### Activity
Print the listing in full, keeping every line exactly as it is.
++++
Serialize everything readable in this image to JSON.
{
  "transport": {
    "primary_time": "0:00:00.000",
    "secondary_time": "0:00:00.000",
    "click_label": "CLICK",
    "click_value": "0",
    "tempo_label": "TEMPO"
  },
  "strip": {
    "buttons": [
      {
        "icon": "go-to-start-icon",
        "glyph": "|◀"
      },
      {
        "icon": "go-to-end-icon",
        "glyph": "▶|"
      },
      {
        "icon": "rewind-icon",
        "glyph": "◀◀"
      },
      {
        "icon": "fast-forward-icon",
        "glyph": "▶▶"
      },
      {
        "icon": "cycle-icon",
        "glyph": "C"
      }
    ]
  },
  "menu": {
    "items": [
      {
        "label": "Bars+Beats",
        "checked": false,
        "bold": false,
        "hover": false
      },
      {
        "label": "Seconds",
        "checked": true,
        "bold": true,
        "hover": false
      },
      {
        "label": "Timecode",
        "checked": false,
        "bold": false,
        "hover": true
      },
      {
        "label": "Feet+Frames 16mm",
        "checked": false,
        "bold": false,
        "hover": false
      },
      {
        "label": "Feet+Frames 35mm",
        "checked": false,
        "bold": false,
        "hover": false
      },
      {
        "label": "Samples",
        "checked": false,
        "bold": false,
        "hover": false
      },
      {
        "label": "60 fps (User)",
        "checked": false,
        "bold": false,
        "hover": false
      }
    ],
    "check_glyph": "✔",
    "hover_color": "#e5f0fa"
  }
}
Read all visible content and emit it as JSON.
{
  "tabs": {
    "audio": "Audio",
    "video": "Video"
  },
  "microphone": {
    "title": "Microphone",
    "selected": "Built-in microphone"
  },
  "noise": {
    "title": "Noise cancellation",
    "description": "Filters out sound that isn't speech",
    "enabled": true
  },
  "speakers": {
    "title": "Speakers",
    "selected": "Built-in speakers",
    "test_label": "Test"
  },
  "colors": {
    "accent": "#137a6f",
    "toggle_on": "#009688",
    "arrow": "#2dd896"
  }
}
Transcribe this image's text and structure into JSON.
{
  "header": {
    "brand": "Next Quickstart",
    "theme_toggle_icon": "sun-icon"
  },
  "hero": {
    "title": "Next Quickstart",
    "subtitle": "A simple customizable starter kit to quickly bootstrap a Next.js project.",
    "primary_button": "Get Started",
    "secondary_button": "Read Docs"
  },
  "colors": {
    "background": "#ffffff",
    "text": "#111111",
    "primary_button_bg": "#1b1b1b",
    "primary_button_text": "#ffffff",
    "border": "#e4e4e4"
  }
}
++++
### Answer box
Serialize everything readable in this image to JSON.
{
  "transport": {
    "primary_time": "0:00:00.000",
    "secondary_time": "0:00:00.000",
    "click_label": "CLICK",
    "click_value": "0",
    "tempo_label": "TEMPO"
  },
  "strip": {
    "buttons": [
      {
        "icon": "go-to-start-icon",
        "glyph": "|◀"
      },
      {
        "icon": "go-to-end-icon",
        "glyph": "▶|"
      },
      {
        "icon": "rewind-icon",
        "glyph": "◀◀"
      },
      {
        "icon": "fast-forward-icon",
        "glyph": "▶▶"
      },
      {
        "icon": "cycle-icon",
        "glyph": "C"
      }
    ]
  },
  "menu": {
    "items": [
      {
        "label": "Bars+Beats",
        "checked": false,
        "bold": false,
        "hover": false
      },
      {
        "label": "Seconds",
        "checked": true,
        "bold": true,
        "hover": false
      },
      {
        "label": "Timecode",
        "checked": false,
        "bold": false,
        "hover": true
      },
      {
        "label": "Feet+Frames 16mm",
        "checked": false,
        "bold": false,
        "hover": false
      },
      {
        "label": "Feet+Frames 35mm",
        "checked": false,
        "bold": false,
        "hover": false
      },
      {
        "label": "Samples",
        "checked": false,
        "bold": false,
        "hover": false
      },
      {
        "label": "60 fps (User)",
        "checked": false,
        "bold": false,
        "hover": false
      }
    ],
    "check_glyph": "✔",
    "hover_color": "#e5f0fa"
  }
}
Read all visible content and emit it as JSON.
{
  "tabs": {
    "audio": "Audio",
    "video": "Video"
  },
  "microphone": {
    "title": "Microphone",
    "selected": "Built-in microphone"
  },
  "noise": {
    "title": "Noise cancellation",
    "description": "Filters out sound that isn't speech",
    "enabled": true
  },
  "speakers": {
    "title": "Speakers",
    "selected": "Built-in speakers",
    "test_label": "Test"
  },
  "colors": {
    "accent": "#137a6f",
    "toggle_on": "#009688",
    "arrow": "#2dd896"
  }
}
Transcribe this image's text and structure into JSON.
{
  "header": {
    "brand": "Next Quickstart",
    "theme_toggle_icon": "sun-icon"
  },
  "hero": {
    "title": "Next Quickstart",
    "subtitle": "A simple customizable starter kit to quickly bootstrap a Next.js project.",
    "primary_button": "Get Started",
    "secondary_button": "Read Docs"
  },
  "colors": {
    "background": "#ffffff",
    "text": "#111111",
    "primary_button_bg": "#1b1b1b",
    "primary_button_text": "#ffffff",
    "border": "#e4e4e4"
  }
}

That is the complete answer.